What is being asked:
Omit the images, then print each record below exactly as it reads.

Source information:
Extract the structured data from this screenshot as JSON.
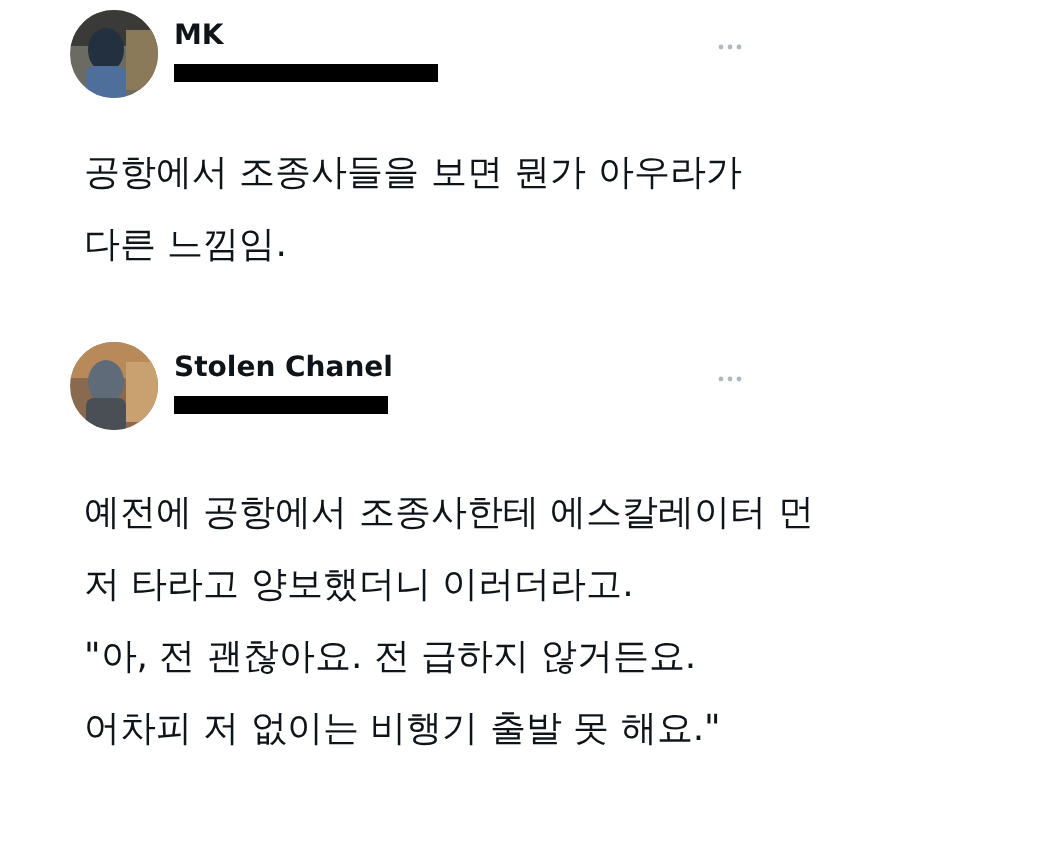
{
  "tweets": [
    {
      "name": "MK",
      "handle_redacted": true,
      "lines": [
        "공항에서 조종사들을 보면 뭔가 아우라가",
        "다른 느낌임."
      ]
    },
    {
      "name": "Stolen Chanel",
      "handle_redacted": true,
      "lines": [
        "예전에 공항에서 조종사한테 에스칼레이터 먼",
        "저 타라고 양보했더니 이러더라고.",
        "\"아, 전 괜찮아요. 전 급하지 않거든요.",
        "어차피 저 없이는 비행기 출발 못 해요.\""
      ]
    }
  ]
}
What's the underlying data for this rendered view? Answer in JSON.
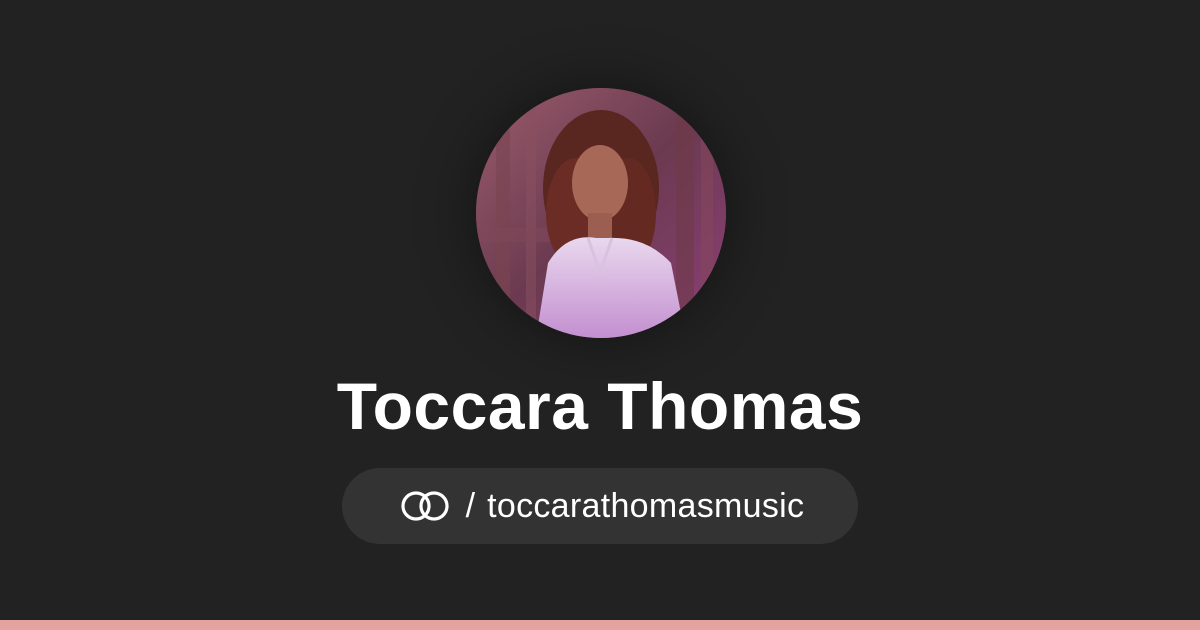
{
  "profile": {
    "name": "Toccara Thomas",
    "separator": "/",
    "handle": "toccarathomasmusic",
    "avatar_icon": "profile-photo"
  },
  "brand": {
    "icon": "linked-rings-icon"
  },
  "colors": {
    "background": "#222222",
    "pill": "#333333",
    "text": "#ffffff",
    "accent_bar": "#e4a39e"
  }
}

Expected answer:
Extract the structured data from this screenshot as JSON.
{
  "tweets": [
    {
      "name": "MK",
      "handle_redacted": true,
      "lines": [
        "공항에서 조종사들을 보면 뭔가 아우라가",
        "다른 느낌임."
      ]
    },
    {
      "name": "Stolen Chanel",
      "handle_redacted": true,
      "lines": [
        "예전에 공항에서 조종사한테 에스칼레이터 먼",
        "저 타라고 양보했더니 이러더라고.",
        "\"아, 전 괜찮아요. 전 급하지 않거든요.",
        "어차피 저 없이는 비행기 출발 못 해요.\""
      ]
    }
  ]
}
What's the underlying data for this rendered view? Answer in JSON.
{
  "profile": {
    "name": "Toccara Thomas",
    "separator": "/",
    "handle": "toccarathomasmusic",
    "avatar_icon": "profile-photo"
  },
  "brand": {
    "icon": "linked-rings-icon"
  },
  "colors": {
    "background": "#222222",
    "pill": "#333333",
    "text": "#ffffff",
    "accent_bar": "#e4a39e"
  }
}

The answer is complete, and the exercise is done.